§ **Records to process**

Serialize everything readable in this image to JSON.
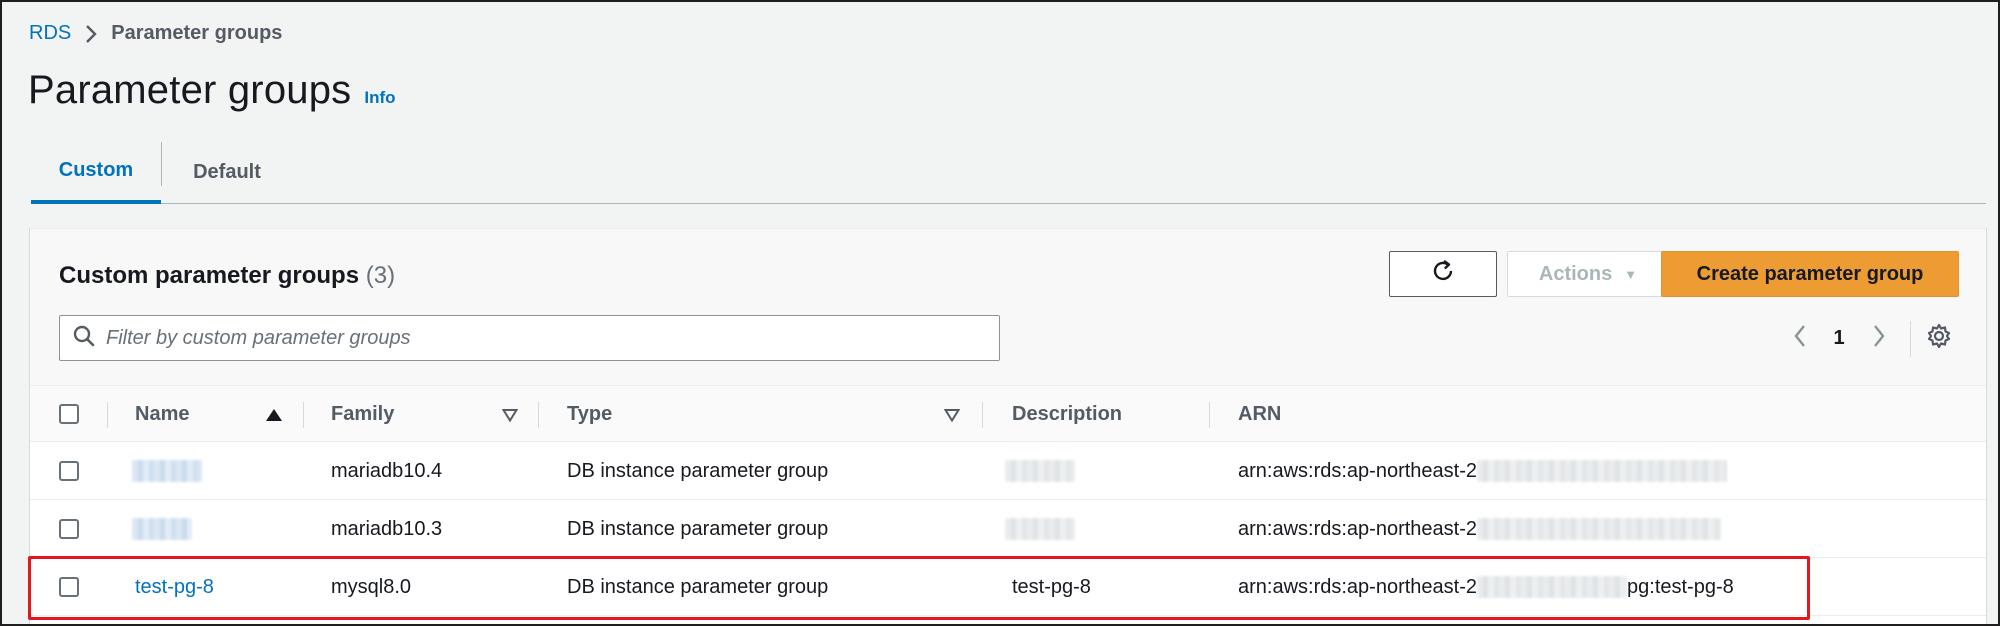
{
  "breadcrumb": {
    "root": "RDS",
    "current": "Parameter groups"
  },
  "page": {
    "title": "Parameter groups",
    "info_label": "Info"
  },
  "tabs": [
    {
      "label": "Custom",
      "active": true
    },
    {
      "label": "Default",
      "active": false
    }
  ],
  "panel": {
    "title": "Custom parameter groups",
    "count": "(3)",
    "actions_label": "Actions",
    "create_label": "Create parameter group",
    "search_placeholder": "Filter by custom parameter groups",
    "current_page": "1"
  },
  "table": {
    "columns": [
      "Name",
      "Family",
      "Type",
      "Description",
      "ARN"
    ],
    "rows": [
      {
        "name": "",
        "family": "mariadb10.4",
        "type": "DB instance parameter group",
        "description": "",
        "arn_prefix": "arn:aws:rds:ap-northeast-2",
        "arn_suffix": ""
      },
      {
        "name": "",
        "family": "mariadb10.3",
        "type": "DB instance parameter group",
        "description": "",
        "arn_prefix": "arn:aws:rds:ap-northeast-2",
        "arn_suffix": ""
      },
      {
        "name": "test-pg-8",
        "family": "mysql8.0",
        "type": "DB instance parameter group",
        "description": "test-pg-8",
        "arn_prefix": "arn:aws:rds:ap-northeast-2",
        "arn_suffix": "pg:test-pg-8"
      }
    ]
  },
  "colors": {
    "link": "#0073bb",
    "primary_button": "#ec9c33",
    "highlight": "#e4171d"
  }
}
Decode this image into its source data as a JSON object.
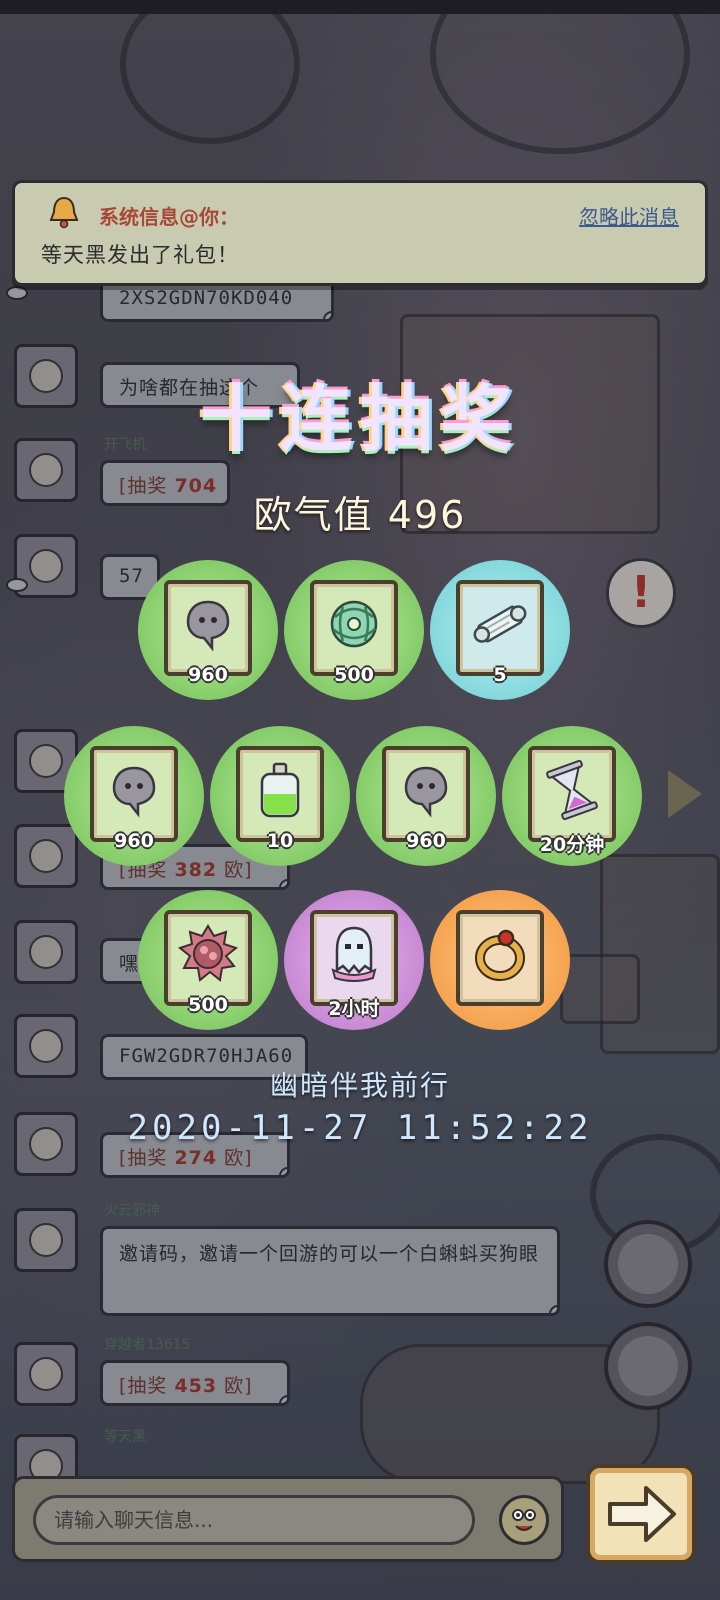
{
  "system_message": {
    "title": "系统信息@你：",
    "ignore_label": "忽略此消息",
    "body": "等天黑发出了礼包！"
  },
  "lottery": {
    "title": "十连抽奖",
    "luck_label": "欧气值",
    "luck_value": "496",
    "prizes": [
      {
        "quantity": "960",
        "rarity": "green",
        "icon": "ghost-blob-icon"
      },
      {
        "quantity": "500",
        "rarity": "green",
        "icon": "green-orb-icon"
      },
      {
        "quantity": "5",
        "rarity": "cyan",
        "icon": "scroll-icon"
      },
      {
        "quantity": "960",
        "rarity": "green",
        "icon": "ghost-blob-icon"
      },
      {
        "quantity": "10",
        "rarity": "green",
        "icon": "potion-bottle-icon"
      },
      {
        "quantity": "960",
        "rarity": "green",
        "icon": "ghost-blob-icon"
      },
      {
        "quantity": "20分钟",
        "rarity": "green",
        "icon": "hourglass-icon"
      },
      {
        "quantity": "500",
        "rarity": "green",
        "icon": "spiked-shell-icon"
      },
      {
        "quantity": "2小时",
        "rarity": "purple",
        "icon": "ghost-costume-icon"
      },
      {
        "quantity": "",
        "rarity": "orange",
        "icon": "gold-ring-icon"
      }
    ],
    "player_name": "幽暗伴我前行",
    "timestamp": "2020-11-27 11:52:22"
  },
  "chat": {
    "messages": [
      {
        "text": "2XS2GDN70KD040",
        "kind": "code"
      },
      {
        "text": "为啥都在抽这个",
        "kind": "text"
      },
      {
        "username": "开飞机",
        "lottery_prefix": "[抽奖 ",
        "amount": "704",
        "lottery_suffix": "",
        "kind": "lottery"
      },
      {
        "text": "57",
        "kind": "code"
      },
      {
        "lottery_prefix": "[抽奖 ",
        "amount": "382",
        "lottery_suffix": " 欧]",
        "kind": "lottery"
      },
      {
        "text": "嘿",
        "kind": "text"
      },
      {
        "text": "FGW2GDR70HJA60",
        "kind": "code"
      },
      {
        "lottery_prefix": "[抽奖 ",
        "amount": "274",
        "lottery_suffix": " 欧]",
        "kind": "lottery"
      },
      {
        "username": "火云邪神",
        "text": "邀请码，邀请一个回游的可以一个白蝌蚪买狗眼",
        "kind": "text"
      },
      {
        "username": "穿越者13615",
        "lottery_prefix": "[抽奖 ",
        "amount": "453",
        "lottery_suffix": " 欧]",
        "kind": "lottery"
      },
      {
        "username": "等天黑",
        "kind": "text"
      }
    ],
    "input_placeholder": "请输入聊天信息..."
  },
  "colors": {
    "prize_green": "#86cc6a",
    "prize_cyan": "#84d8dc",
    "prize_purple": "#c98ad4",
    "prize_orange": "#f5a450",
    "system_title": "#a84836",
    "ignore_link": "#3c5a8e"
  }
}
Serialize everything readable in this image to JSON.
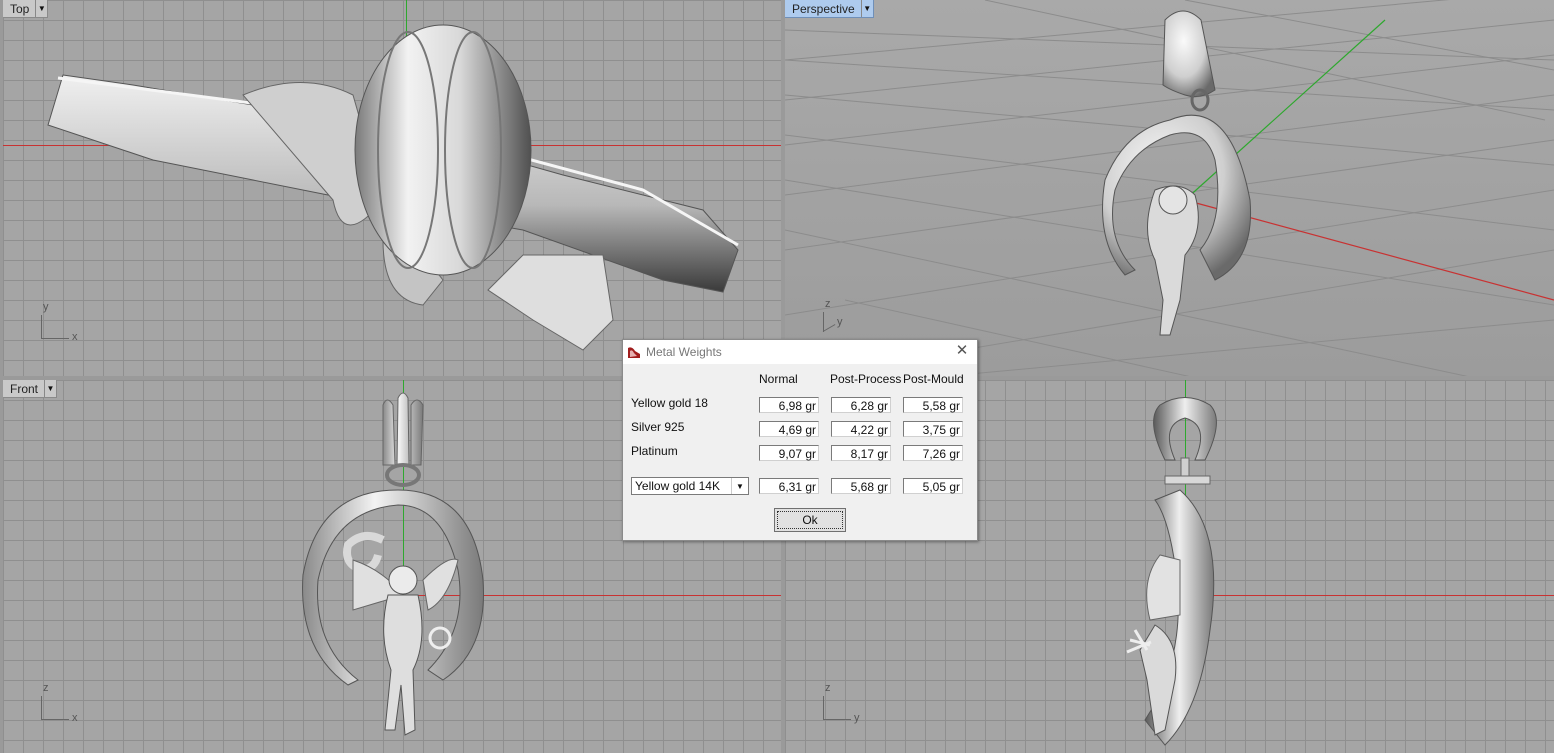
{
  "viewports": {
    "top": {
      "label": "Top",
      "triad_up": "y",
      "triad_right": "x"
    },
    "perspective": {
      "label": "Perspective",
      "triad_up": "z",
      "triad_right": "y"
    },
    "front": {
      "label": "Front",
      "triad_up": "z",
      "triad_right": "x"
    },
    "right": {
      "triad_up": "z",
      "triad_right": "y"
    }
  },
  "colors": {
    "x_axis": "#c83232",
    "y_axis": "#2ea82e",
    "active_label": "#aecbee",
    "model": "#e6e6e6"
  },
  "dialog": {
    "title": "Metal Weights",
    "icon": "rhino-app-icon",
    "columns": [
      "Normal",
      "Post-Process",
      "Post-Mould"
    ],
    "rows": [
      {
        "label": "Yellow gold 18",
        "values": [
          "6,98 gr",
          "6,28 gr",
          "5,58 gr"
        ]
      },
      {
        "label": "Silver 925",
        "values": [
          "4,69 gr",
          "4,22 gr",
          "3,75 gr"
        ]
      },
      {
        "label": "Platinum",
        "values": [
          "9,07 gr",
          "8,17 gr",
          "7,26 gr"
        ]
      }
    ],
    "custom": {
      "selected": "Yellow gold 14K",
      "values": [
        "6,31 gr",
        "5,68 gr",
        "5,05 gr"
      ]
    },
    "ok_label": "Ok"
  }
}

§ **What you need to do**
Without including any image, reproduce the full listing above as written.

§ **Your solution**
Serialize everything readable in this image to JSON.
{
  "breadcrumb": {
    "root": "RDS",
    "current": "Parameter groups"
  },
  "page": {
    "title": "Parameter groups",
    "info_label": "Info"
  },
  "tabs": [
    {
      "label": "Custom",
      "active": true
    },
    {
      "label": "Default",
      "active": false
    }
  ],
  "panel": {
    "title": "Custom parameter groups",
    "count": "(3)",
    "actions_label": "Actions",
    "create_label": "Create parameter group",
    "search_placeholder": "Filter by custom parameter groups",
    "current_page": "1"
  },
  "table": {
    "columns": [
      "Name",
      "Family",
      "Type",
      "Description",
      "ARN"
    ],
    "rows": [
      {
        "name": "",
        "family": "mariadb10.4",
        "type": "DB instance parameter group",
        "description": "",
        "arn_prefix": "arn:aws:rds:ap-northeast-2",
        "arn_suffix": ""
      },
      {
        "name": "",
        "family": "mariadb10.3",
        "type": "DB instance parameter group",
        "description": "",
        "arn_prefix": "arn:aws:rds:ap-northeast-2",
        "arn_suffix": ""
      },
      {
        "name": "test-pg-8",
        "family": "mysql8.0",
        "type": "DB instance parameter group",
        "description": "test-pg-8",
        "arn_prefix": "arn:aws:rds:ap-northeast-2",
        "arn_suffix": "pg:test-pg-8"
      }
    ]
  },
  "colors": {
    "link": "#0073bb",
    "primary_button": "#ec9c33",
    "highlight": "#e4171d"
  }
}
Decode this image into its source data as a JSON object.
{
  "system_message": {
    "title": "系统信息@你：",
    "ignore_label": "忽略此消息",
    "body": "等天黑发出了礼包！"
  },
  "lottery": {
    "title": "十连抽奖",
    "luck_label": "欧气值",
    "luck_value": "496",
    "prizes": [
      {
        "quantity": "960",
        "rarity": "green",
        "icon": "ghost-blob-icon"
      },
      {
        "quantity": "500",
        "rarity": "green",
        "icon": "green-orb-icon"
      },
      {
        "quantity": "5",
        "rarity": "cyan",
        "icon": "scroll-icon"
      },
      {
        "quantity": "960",
        "rarity": "green",
        "icon": "ghost-blob-icon"
      },
      {
        "quantity": "10",
        "rarity": "green",
        "icon": "potion-bottle-icon"
      },
      {
        "quantity": "960",
        "rarity": "green",
        "icon": "ghost-blob-icon"
      },
      {
        "quantity": "20分钟",
        "rarity": "green",
        "icon": "hourglass-icon"
      },
      {
        "quantity": "500",
        "rarity": "green",
        "icon": "spiked-shell-icon"
      },
      {
        "quantity": "2小时",
        "rarity": "purple",
        "icon": "ghost-costume-icon"
      },
      {
        "quantity": "",
        "rarity": "orange",
        "icon": "gold-ring-icon"
      }
    ],
    "player_name": "幽暗伴我前行",
    "timestamp": "2020-11-27 11:52:22"
  },
  "chat": {
    "messages": [
      {
        "text": "2XS2GDN70KD040",
        "kind": "code"
      },
      {
        "text": "为啥都在抽这个",
        "kind": "text"
      },
      {
        "username": "开飞机",
        "lottery_prefix": "[抽奖 ",
        "amount": "704",
        "lottery_suffix": "",
        "kind": "lottery"
      },
      {
        "text": "57",
        "kind": "code"
      },
      {
        "lottery_prefix": "[抽奖 ",
        "amount": "382",
        "lottery_suffix": " 欧]",
        "kind": "lottery"
      },
      {
        "text": "嘿",
        "kind": "text"
      },
      {
        "text": "FGW2GDR70HJA60",
        "kind": "code"
      },
      {
        "lottery_prefix": "[抽奖 ",
        "amount": "274",
        "lottery_suffix": " 欧]",
        "kind": "lottery"
      },
      {
        "username": "火云邪神",
        "text": "邀请码，邀请一个回游的可以一个白蝌蚪买狗眼",
        "kind": "text"
      },
      {
        "username": "穿越者13615",
        "lottery_prefix": "[抽奖 ",
        "amount": "453",
        "lottery_suffix": " 欧]",
        "kind": "lottery"
      },
      {
        "username": "等天黑",
        "kind": "text"
      }
    ],
    "input_placeholder": "请输入聊天信息..."
  },
  "colors": {
    "prize_green": "#86cc6a",
    "prize_cyan": "#84d8dc",
    "prize_purple": "#c98ad4",
    "prize_orange": "#f5a450",
    "system_title": "#a84836",
    "ignore_link": "#3c5a8e"
  }
}
Serialize everything readable in this image to JSON.
{
  "viewports": {
    "top": {
      "label": "Top",
      "triad_up": "y",
      "triad_right": "x"
    },
    "perspective": {
      "label": "Perspective",
      "triad_up": "z",
      "triad_right": "y"
    },
    "front": {
      "label": "Front",
      "triad_up": "z",
      "triad_right": "x"
    },
    "right": {
      "triad_up": "z",
      "triad_right": "y"
    }
  },
  "colors": {
    "x_axis": "#c83232",
    "y_axis": "#2ea82e",
    "active_label": "#aecbee",
    "model": "#e6e6e6"
  },
  "dialog": {
    "title": "Metal Weights",
    "icon": "rhino-app-icon",
    "columns": [
      "Normal",
      "Post-Process",
      "Post-Mould"
    ],
    "rows": [
      {
        "label": "Yellow gold 18",
        "values": [
          "6,98 gr",
          "6,28 gr",
          "5,58 gr"
        ]
      },
      {
        "label": "Silver 925",
        "values": [
          "4,69 gr",
          "4,22 gr",
          "3,75 gr"
        ]
      },
      {
        "label": "Platinum",
        "values": [
          "9,07 gr",
          "8,17 gr",
          "7,26 gr"
        ]
      }
    ],
    "custom": {
      "selected": "Yellow gold 14K",
      "values": [
        "6,31 gr",
        "5,68 gr",
        "5,05 gr"
      ]
    },
    "ok_label": "Ok"
  }
}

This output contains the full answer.